▶ What this task involves:
Where the string "Ружина" shows up in a line of the records, copy that line.

▶ Provided entries:
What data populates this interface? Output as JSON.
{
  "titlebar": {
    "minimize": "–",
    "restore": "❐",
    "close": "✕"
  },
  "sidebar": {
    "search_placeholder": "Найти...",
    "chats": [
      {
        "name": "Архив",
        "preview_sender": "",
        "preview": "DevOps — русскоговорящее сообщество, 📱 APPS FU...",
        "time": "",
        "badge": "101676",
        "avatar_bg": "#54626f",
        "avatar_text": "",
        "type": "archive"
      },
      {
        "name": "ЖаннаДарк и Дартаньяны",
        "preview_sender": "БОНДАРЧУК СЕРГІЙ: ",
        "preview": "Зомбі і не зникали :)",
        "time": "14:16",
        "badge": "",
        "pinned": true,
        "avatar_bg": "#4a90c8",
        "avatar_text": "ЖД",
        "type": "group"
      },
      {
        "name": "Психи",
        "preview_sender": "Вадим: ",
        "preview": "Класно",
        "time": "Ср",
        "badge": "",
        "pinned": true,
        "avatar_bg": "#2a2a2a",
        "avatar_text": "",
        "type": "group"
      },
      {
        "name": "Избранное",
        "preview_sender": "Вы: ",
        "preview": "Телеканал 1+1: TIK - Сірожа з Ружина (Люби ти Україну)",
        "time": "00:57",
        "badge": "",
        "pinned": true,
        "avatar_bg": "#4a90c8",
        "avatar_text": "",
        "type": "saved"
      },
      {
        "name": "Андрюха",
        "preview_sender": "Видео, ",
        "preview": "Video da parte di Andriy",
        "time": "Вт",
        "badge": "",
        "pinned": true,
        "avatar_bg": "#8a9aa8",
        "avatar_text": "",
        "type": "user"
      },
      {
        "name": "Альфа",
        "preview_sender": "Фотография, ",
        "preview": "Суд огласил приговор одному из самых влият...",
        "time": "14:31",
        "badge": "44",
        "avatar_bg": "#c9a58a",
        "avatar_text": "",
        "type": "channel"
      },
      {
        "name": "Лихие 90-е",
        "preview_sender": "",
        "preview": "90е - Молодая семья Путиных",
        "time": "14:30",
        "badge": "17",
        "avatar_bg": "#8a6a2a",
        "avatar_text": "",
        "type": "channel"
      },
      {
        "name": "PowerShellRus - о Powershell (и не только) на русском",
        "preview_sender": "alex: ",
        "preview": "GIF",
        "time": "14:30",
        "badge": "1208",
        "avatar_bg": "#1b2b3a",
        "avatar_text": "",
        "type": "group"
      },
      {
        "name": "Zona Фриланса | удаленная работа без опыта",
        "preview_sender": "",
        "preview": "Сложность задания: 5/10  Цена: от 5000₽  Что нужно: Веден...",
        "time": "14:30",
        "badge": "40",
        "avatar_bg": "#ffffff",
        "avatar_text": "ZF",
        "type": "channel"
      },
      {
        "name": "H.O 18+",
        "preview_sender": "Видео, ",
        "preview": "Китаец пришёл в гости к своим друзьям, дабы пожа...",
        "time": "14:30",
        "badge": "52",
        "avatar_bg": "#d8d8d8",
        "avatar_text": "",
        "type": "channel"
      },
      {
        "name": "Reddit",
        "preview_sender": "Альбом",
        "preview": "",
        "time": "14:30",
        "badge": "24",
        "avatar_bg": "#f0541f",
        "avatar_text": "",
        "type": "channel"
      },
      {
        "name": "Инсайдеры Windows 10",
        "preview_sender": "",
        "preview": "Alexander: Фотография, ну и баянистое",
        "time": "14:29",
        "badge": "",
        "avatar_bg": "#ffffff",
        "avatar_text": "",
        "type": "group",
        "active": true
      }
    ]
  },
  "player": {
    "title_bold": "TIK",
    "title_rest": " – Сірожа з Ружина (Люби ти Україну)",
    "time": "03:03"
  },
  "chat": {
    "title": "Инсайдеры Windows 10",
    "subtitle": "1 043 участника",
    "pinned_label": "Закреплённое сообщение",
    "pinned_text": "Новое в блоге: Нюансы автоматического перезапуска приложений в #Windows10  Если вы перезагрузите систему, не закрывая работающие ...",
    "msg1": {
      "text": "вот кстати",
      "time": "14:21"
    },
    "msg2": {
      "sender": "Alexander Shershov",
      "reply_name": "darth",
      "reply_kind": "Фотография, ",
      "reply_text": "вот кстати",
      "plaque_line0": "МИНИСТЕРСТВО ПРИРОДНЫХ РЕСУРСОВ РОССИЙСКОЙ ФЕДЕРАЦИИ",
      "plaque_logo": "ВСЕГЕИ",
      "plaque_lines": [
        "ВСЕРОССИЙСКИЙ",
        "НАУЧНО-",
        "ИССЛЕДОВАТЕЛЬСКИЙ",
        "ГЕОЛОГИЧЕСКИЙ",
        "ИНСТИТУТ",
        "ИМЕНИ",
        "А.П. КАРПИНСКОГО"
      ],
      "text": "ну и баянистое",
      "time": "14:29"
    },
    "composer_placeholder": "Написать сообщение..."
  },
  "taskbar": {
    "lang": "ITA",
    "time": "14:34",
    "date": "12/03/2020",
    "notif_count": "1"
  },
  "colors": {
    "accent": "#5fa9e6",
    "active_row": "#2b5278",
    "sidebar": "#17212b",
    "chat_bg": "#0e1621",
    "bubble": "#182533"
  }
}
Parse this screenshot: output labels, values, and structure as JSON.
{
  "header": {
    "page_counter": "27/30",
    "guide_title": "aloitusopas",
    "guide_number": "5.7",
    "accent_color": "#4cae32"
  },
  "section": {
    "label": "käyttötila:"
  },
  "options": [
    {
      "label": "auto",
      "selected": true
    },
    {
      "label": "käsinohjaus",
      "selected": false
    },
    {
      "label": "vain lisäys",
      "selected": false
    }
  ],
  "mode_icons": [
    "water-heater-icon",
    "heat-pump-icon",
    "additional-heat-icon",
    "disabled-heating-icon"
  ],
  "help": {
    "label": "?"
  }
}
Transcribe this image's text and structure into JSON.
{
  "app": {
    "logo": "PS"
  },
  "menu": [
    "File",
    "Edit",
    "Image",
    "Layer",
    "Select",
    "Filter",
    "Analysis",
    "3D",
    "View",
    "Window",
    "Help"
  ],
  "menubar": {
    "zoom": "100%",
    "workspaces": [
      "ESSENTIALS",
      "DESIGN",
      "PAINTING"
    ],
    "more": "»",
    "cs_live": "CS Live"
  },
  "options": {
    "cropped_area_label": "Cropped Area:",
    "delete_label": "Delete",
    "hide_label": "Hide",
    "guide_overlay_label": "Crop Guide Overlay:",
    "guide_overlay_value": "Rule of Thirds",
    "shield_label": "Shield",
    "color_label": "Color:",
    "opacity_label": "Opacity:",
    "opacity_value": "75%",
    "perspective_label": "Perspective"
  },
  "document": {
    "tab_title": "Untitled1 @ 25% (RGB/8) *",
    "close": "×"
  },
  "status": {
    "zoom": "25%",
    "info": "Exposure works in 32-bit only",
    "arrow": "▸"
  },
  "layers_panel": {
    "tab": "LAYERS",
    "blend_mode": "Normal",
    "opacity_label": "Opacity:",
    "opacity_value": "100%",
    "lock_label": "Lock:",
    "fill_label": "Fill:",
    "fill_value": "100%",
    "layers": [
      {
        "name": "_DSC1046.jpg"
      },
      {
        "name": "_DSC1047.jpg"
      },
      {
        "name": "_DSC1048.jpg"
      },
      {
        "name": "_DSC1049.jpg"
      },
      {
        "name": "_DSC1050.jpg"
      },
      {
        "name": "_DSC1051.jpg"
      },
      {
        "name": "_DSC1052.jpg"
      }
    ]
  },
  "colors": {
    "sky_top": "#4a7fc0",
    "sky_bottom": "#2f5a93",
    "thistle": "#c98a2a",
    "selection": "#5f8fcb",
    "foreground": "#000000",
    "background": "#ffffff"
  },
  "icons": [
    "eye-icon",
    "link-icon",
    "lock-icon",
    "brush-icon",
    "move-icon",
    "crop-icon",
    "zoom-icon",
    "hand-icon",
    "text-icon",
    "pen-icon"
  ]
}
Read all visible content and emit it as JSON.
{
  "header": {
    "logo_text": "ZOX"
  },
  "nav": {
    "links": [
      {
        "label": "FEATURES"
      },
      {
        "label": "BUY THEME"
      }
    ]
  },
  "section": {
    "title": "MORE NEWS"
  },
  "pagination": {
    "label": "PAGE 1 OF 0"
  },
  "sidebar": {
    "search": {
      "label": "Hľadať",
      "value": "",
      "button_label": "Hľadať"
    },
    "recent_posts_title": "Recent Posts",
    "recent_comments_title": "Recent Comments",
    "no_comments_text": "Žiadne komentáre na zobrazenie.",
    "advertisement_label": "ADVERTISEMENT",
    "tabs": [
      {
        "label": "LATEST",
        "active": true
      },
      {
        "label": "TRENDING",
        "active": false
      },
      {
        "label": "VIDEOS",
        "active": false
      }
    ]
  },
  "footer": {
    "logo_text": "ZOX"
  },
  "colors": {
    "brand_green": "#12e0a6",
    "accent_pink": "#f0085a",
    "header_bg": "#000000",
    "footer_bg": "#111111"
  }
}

▶ Solution to the problem:
        "preview": "Телеканал 1+1: TIK - Сірожа з Ружина (Люби ти Україну)",
    "title_rest": " – Сірожа з Ружина (Люби ти Україну)",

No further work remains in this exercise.